Meet a Hebrew-school teacher turned blackjack dealer in Las Vegas

World News

LAS VEGAS (JTA) — Orly Graves doesn’t look twice as a group of friends sits down around midnight at the blackjack table and puts down $1,000. She compliments their shoes and grabs a hook, clasping it underneath the table so one of the women can hang her purse on it.

“That’s what you do, you anticipate their needs before they need it,” she explains.

Graves, 59, is responsible for monitoring four blackjack tables at Wynn Las Vegas, a five-star hotel and casino on the Strip. She works late-night shifts — 8 p.m. to 4 a.m. — five days a week. A former dealer herself, she makes sure the dealers are doing their jobs, that no money goes missing and the customers are satisfied.

Graves grew up in the Israeli city of Petach Tikvah before coming to the United States on a college basketball scholarship in 1980. She has been working in the gaming industry on and off for 20 years. In between, she also worked at a local Jewish day school and two synagogue Hebrew schools teaching Hebrew and Judaic studies.

Though the two professions may seem worlds apart, she insists they are not.

The Jewish Telegraphic Agency sat down with Graves to learn more about what it’s like to work as a dealer in Sin City. The conversation has been edited for clarity and length.

JTA: How did you end up working at a casino?

Graves: I was a schoolteacher. I loved it. At the time my boyfriend, who is my husband for the last 30 years, he was a manager in a casino. I really didn’t like casinos. I didn’t want to be part of it.

As a schoolteacher, you struggle. What do you make, 32 or 35 thousand a year? And I was madly in love with the children, it was definitely my passion.

So my [now] husband says, “Why don’t you go to dealing school?” I said, “I really don’t want to. But you know what? I’ll try it.” I went for three days and they hired me.

So I was a dealer for a couple of years and I was doing both, I was teaching and dealing. The money for dealing was excellent because you live on your tips. You make minimum wage and then whatever tips you make.

The money at this place is phenomenal. I got hired — not for my dealing skills, just for my people skills. Because we’re a people business.

Tell me more about why people skills matter in a casino.

It’s like in anything else in life, where you go to a restaurant, you go to a spa, you go to anywhere that you want to be taken care of, you want to be treated special. So the people skill is how to read people, be welcoming to them.

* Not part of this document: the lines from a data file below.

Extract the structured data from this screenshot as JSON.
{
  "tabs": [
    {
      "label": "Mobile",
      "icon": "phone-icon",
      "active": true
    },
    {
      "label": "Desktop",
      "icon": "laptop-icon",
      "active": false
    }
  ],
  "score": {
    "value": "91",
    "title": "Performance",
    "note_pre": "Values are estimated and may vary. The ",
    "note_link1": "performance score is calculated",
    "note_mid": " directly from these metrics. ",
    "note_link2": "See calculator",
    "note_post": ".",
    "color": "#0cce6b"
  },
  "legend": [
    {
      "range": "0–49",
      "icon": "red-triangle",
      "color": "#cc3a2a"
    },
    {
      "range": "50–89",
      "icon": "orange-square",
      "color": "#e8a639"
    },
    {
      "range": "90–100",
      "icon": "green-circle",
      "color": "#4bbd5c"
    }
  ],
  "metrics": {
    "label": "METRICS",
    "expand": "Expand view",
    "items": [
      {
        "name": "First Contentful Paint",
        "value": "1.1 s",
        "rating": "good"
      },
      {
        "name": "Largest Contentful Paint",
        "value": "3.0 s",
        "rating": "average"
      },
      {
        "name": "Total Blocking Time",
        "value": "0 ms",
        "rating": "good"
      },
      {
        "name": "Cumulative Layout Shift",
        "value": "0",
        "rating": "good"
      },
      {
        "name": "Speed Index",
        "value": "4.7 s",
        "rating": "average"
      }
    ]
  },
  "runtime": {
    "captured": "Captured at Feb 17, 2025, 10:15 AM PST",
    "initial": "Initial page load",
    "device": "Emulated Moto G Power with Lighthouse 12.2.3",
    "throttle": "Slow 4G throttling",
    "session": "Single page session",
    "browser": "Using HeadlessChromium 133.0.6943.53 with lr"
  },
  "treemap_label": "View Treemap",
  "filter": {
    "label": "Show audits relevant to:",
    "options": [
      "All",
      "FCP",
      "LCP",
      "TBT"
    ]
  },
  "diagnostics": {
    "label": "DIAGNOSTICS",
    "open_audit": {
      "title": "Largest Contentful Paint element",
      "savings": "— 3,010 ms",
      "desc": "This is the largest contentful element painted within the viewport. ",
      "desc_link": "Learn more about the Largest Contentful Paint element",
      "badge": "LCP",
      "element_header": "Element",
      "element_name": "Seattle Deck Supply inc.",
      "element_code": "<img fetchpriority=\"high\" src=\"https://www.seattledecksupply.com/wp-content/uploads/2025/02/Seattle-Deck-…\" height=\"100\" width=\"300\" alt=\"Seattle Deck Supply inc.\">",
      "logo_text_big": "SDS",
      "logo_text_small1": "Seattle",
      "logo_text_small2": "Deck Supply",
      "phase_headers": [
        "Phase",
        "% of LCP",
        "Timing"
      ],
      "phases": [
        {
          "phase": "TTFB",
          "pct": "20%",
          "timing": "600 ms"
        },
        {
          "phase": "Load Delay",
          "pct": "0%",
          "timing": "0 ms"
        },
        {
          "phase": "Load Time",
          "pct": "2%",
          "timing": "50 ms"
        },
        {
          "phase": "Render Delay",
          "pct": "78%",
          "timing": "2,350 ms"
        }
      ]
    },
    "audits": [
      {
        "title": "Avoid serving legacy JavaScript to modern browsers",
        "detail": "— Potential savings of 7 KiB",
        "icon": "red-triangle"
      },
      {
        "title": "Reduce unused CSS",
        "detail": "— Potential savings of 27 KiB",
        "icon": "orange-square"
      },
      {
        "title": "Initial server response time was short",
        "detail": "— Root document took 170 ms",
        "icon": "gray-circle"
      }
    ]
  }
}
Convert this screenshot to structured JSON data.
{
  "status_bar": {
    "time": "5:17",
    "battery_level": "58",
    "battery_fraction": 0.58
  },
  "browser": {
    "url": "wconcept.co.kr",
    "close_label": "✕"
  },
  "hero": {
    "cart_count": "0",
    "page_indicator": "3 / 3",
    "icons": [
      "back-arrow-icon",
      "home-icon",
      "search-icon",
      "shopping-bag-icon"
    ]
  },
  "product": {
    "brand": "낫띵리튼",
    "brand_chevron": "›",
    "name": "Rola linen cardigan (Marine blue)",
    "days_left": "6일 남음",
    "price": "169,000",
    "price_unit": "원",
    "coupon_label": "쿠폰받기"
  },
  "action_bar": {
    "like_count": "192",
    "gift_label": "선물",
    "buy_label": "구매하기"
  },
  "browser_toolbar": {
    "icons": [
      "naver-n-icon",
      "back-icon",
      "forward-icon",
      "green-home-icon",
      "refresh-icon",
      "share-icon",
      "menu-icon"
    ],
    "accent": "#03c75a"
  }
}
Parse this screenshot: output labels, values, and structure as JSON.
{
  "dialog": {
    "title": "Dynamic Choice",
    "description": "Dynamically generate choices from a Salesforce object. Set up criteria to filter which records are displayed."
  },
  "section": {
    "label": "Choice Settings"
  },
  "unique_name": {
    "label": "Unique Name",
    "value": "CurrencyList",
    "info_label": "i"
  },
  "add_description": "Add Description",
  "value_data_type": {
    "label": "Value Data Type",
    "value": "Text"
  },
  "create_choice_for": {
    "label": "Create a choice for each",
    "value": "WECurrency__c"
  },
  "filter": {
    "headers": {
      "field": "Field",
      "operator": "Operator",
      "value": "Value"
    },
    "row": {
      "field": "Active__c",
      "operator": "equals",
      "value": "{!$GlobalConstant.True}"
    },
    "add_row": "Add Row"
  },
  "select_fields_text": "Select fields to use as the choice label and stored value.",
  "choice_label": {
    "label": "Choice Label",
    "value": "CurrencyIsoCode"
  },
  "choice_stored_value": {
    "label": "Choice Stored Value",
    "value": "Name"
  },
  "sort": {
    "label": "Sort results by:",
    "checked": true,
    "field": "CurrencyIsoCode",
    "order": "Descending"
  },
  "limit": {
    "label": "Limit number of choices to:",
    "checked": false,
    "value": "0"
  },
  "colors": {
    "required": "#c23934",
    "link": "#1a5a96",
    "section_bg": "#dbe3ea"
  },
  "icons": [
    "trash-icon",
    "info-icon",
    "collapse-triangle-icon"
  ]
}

You deal with people who can spend $15, and you deal with people who can spend millions, so that’s where the difference is. You got NFL players, actors, actresses — they all want to be treated very nice, so you gotta know how to do it.

Were you intimidated at first when people would bet large sums of money?

I was very scared in the beginning. It was like, “Oh, $25,000 chips!” But now it’s just a chip. It’s the people — I love when they come back and they look for me. People look for you because they had an amazing experience.

You mentioned how much money you can make working here. What has that money done for you?

I was able to send my daughter to private school from first grade to the end of high school, and that’s huge. It’s a lot of money. It was an amazing sacrifice to make and it paid off. I’m very blessed to have this opportunity.

What types of sacrifice did you have to make?

What I mean is, you make a lot of money here and it can go to your head. You can go spend it all. And I think the sacrifices I made, I went without [spending that money] and I allowed my kid to have a private school.

As a schoolteacher, there’s no way you can afford to send your child to a private Jewish school in the U.S. It’s outrageous. So this job allowed me to do so.

Going from Hebrew school teacher to blackjack dealer seems like a big change.

It’s the same thing. Working with preschoolers and drunks after midnight that come to clubs and all that — it’s the same thing, if that makes any sense to you. That’s how I make sense out of it. To me, because it’s such a [change] — education to this.

But what you’re doing is you’re educating here, too. A bunch of 21-year-olds don’t know how to behave when they drink, and I say, “Hey guys, what do you think your mom would think about that, pulling your pants down?”

The environments do seem pretty different at the same time.

The environments are greatly different. Especially in here, you have a lot of high-end players, people who are going to spend 3, 4, 500 dollars a night on a hotel. How would you like to be treated? Like a princess, right? That’s the bottom line.

I notice you’re wearing a Star of David. Do you wear it to work every day?

Every day. And I get a lot of comments — some positive, some negative.

The Jewish people that come in here, they love to see that I’m proud of wearing this and I’m not afraid.

And then when the Arabs come — and I understand Arabic pretty well — they say, “She’s Jewish.” And they think maybe I will treat them in a different way, and it’s totally the opposite. I want them to feel welcome because I have no issues with them. This is open for anybody as long as you behave.